Filaments known as optical fibres, made of PMMA or similar materials, can be built into textiles during production. Once woven in by the loom, these are connected to an LED that couples the light source into the PMMA light conductors. To emit the light, these conductors need to be activated. The quantity and thickness of the PMMA light conductors is variable and provides a fully illuminated surface. In the weft direction, the textile consists solely of optical light conductors to produce a pleasing ambient light with a delicately sparkling starlight effect. An alternative technical solution is to incorporate electrically conductive threads to which micro-LEDs are attached. On a weaving loom, the LEDs are all arranged in the same direction and produce individual points of light. The electrically conductive threads are connected to a rechargeable battery. The types of textile threads used vary by customer; options include not only polyester, Trevira CS, cotton and silk but also paper and genuine gold thread.


Conductive threads are incorporated into the textile in the weaving, knitting or other production process. Connected to a power source, electricity is supplied to the heating fibres and they heat up. For wearables, the maximum temperature is about 40 °C, while for a car seat it is up to about 65 °C and for technical applications it may be as much as 100 °C. Another way in which fabrics can be heated is through the use of non-woven fabrics. Here, slivers of iron, stainless steel, silver or carbon are incorporated at the manufacturing stage, so that after calendering, pressing and setting, they form a conductive unit. Once connected to a power source, they similarly produce a homogeneous heat across the entire surface of the fabric. A laminate consisting of a surface textile (with or without light) and a heated non-woven produces a composite material that may be as thin as 0.5 mm. The material is able to heat up very rapidly as a direct contact is created to the heated component beneath the surface.
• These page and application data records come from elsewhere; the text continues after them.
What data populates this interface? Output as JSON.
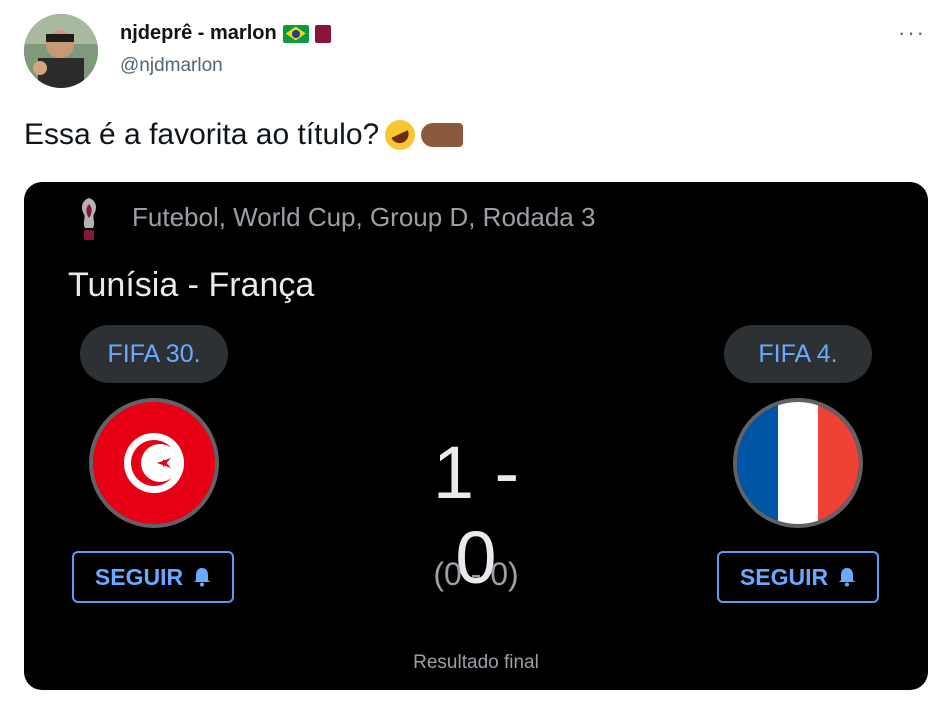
{
  "tweet": {
    "display_name": "njdeprê - marlon",
    "handle": "@njdmarlon",
    "text": "Essa é a favorita ao título?",
    "more_label": "···"
  },
  "card": {
    "competition": "Futebol, World Cup, Group D, Rodada 3",
    "match_title": "Tunísia - França",
    "home": {
      "rank": "FIFA 30.",
      "follow_label": "SEGUIR"
    },
    "away": {
      "rank": "FIFA 4.",
      "follow_label": "SEGUIR"
    },
    "score": "1 - 0",
    "halftime_score": "(0 - 0)",
    "status": "Resultado final"
  },
  "colors": {
    "accent_blue": "#6aa9ff",
    "tunisia_red": "#e70013",
    "france_blue": "#0055a4",
    "france_red": "#ef4135"
  }
}
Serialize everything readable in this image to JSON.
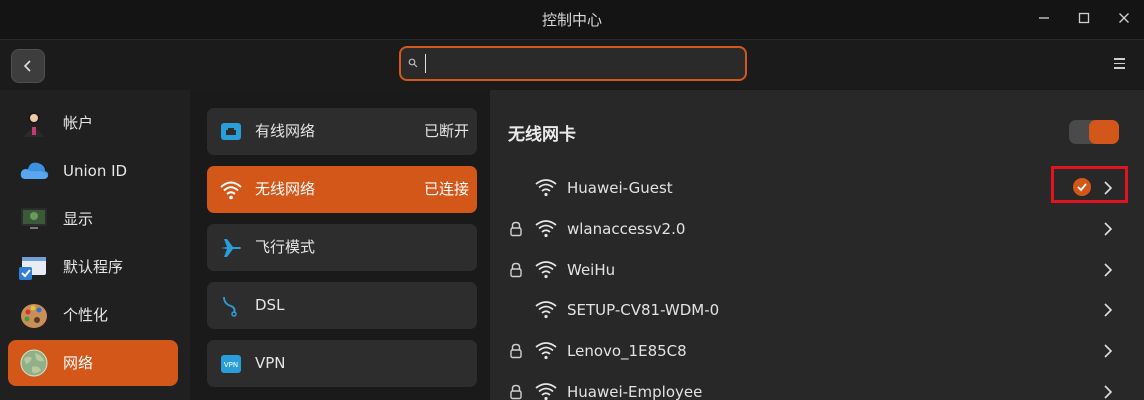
{
  "window": {
    "title": "控制中心",
    "controls": [
      "minimize-icon",
      "maximize-icon",
      "close-icon"
    ]
  },
  "toolbar": {
    "back_icon": "chevron-left-icon",
    "search_icon": "search-icon",
    "search_value": "",
    "menu_icon": "hamburger-menu-icon"
  },
  "sidebar": {
    "items": [
      {
        "label": "帐户",
        "icon": "account-icon",
        "active": false
      },
      {
        "label": "Union ID",
        "icon": "cloud-icon",
        "active": false
      },
      {
        "label": "显示",
        "icon": "display-icon",
        "active": false
      },
      {
        "label": "默认程序",
        "icon": "default-apps-icon",
        "active": false
      },
      {
        "label": "个性化",
        "icon": "palette-icon",
        "active": false
      },
      {
        "label": "网络",
        "icon": "network-globe-icon",
        "active": true
      }
    ]
  },
  "network_menu": {
    "items": [
      {
        "label": "有线网络",
        "status": "已断开",
        "icon": "wired-icon",
        "active": false
      },
      {
        "label": "无线网络",
        "status": "已连接",
        "icon": "wifi-icon",
        "active": true
      },
      {
        "label": "飞行模式",
        "status": "",
        "icon": "airplane-icon",
        "active": false
      },
      {
        "label": "DSL",
        "status": "",
        "icon": "dsl-icon",
        "active": false
      },
      {
        "label": "VPN",
        "status": "",
        "icon": "vpn-icon",
        "active": false
      }
    ]
  },
  "wireless": {
    "title": "无线网卡",
    "enabled": true,
    "networks": [
      {
        "ssid": "Huawei-Guest",
        "locked": false,
        "connected": true
      },
      {
        "ssid": "wlanaccessv2.0",
        "locked": true,
        "connected": false
      },
      {
        "ssid": "WeiHu",
        "locked": true,
        "connected": false
      },
      {
        "ssid": "SETUP-CV81-WDM-0",
        "locked": false,
        "connected": false
      },
      {
        "ssid": "Lenovo_1E85C8",
        "locked": true,
        "connected": false
      },
      {
        "ssid": "Huawei-Employee",
        "locked": true,
        "connected": false
      }
    ]
  },
  "colors": {
    "accent": "#d4571a",
    "highlight_box": "#e0141e"
  }
}
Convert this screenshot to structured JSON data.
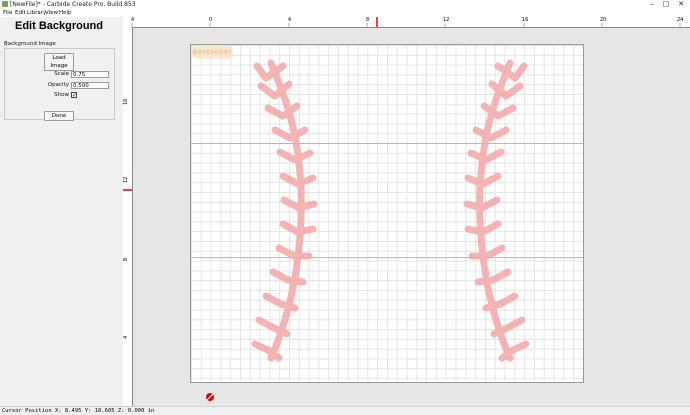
{
  "window": {
    "title": "[NewFile]* - Carbide Create Pro, Build 853",
    "minimize": "–",
    "maximize": "□",
    "close": "✕"
  },
  "menu": {
    "file": "File",
    "edit": "Edit",
    "library": "Library",
    "view": "View",
    "help": "Help"
  },
  "panel": {
    "title": "Edit Background",
    "group_label": "Background Image",
    "load_button": "Load Image",
    "scale_label": "Scale",
    "scale_value": "0.75",
    "opacity_label": "Opacity",
    "opacity_value": "0.500",
    "show_label": "Show",
    "show_checked": "✓",
    "done_button": "Done"
  },
  "rulers": {
    "top": [
      "4",
      "0",
      "4",
      "8",
      "12",
      "16",
      "20",
      "24"
    ],
    "left": [
      "16",
      "12",
      "8",
      "4"
    ]
  },
  "background": {
    "watermark": "Bestseller",
    "stitch_color": "#f4a7a7"
  },
  "status": {
    "cursor": "Cursor Position X: 8.495 Y: 10.605 Z: 0.000 in"
  }
}
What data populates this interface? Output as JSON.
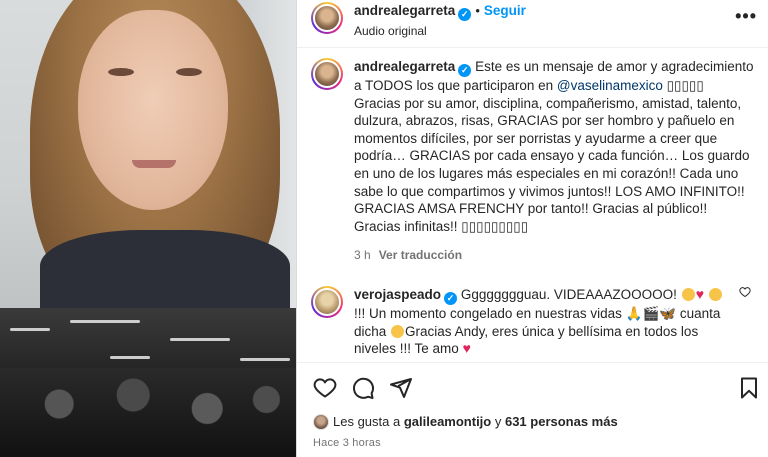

On and off – even contactless

With wearables, the functions can be switched on and off by means of a button on the battery or power source, for example. On heated car seats and door heaters, the switch is generally hidden beneath the surface fabric. Electrical contacts for this purpose can be precisely positioned in the composite during the laminating process, with contact wires passing out of the composite to connect them to the electronic controller. Hence a finger pressing on the button can trigger an invisible switch through the surface.

The sensitivity of the switching unit can be set so that the presence of the finger is detected even before it touches the surface of the switch, and triggers activation of the switching process. In the automotive field, haptic feedback – a physical indication that a switch has been activated – is necessary so that the driver is informed that the required function has been activated without even needing to look at it. Tiny vibrators such as those used in mobile phones, for example, can be incorporated into the laminate for this purpose. Alternatively, the feedback motors might instead be built into an entirely different location; for example, feedback from a contactless window winder could be positioned at elbow level in the armrest. The possibilities are almost endless, so further exciting uses for smart textiles are anticipated!

“In addition to wearables, FLT GmbH covers two other fields – automotive, home and living,” says Björn Sobischek, FLT Director. “And we have just added the medical field, with further new possibilities of its own. Each division has its own quite particular requirements, so our new developments are always very project-specific.”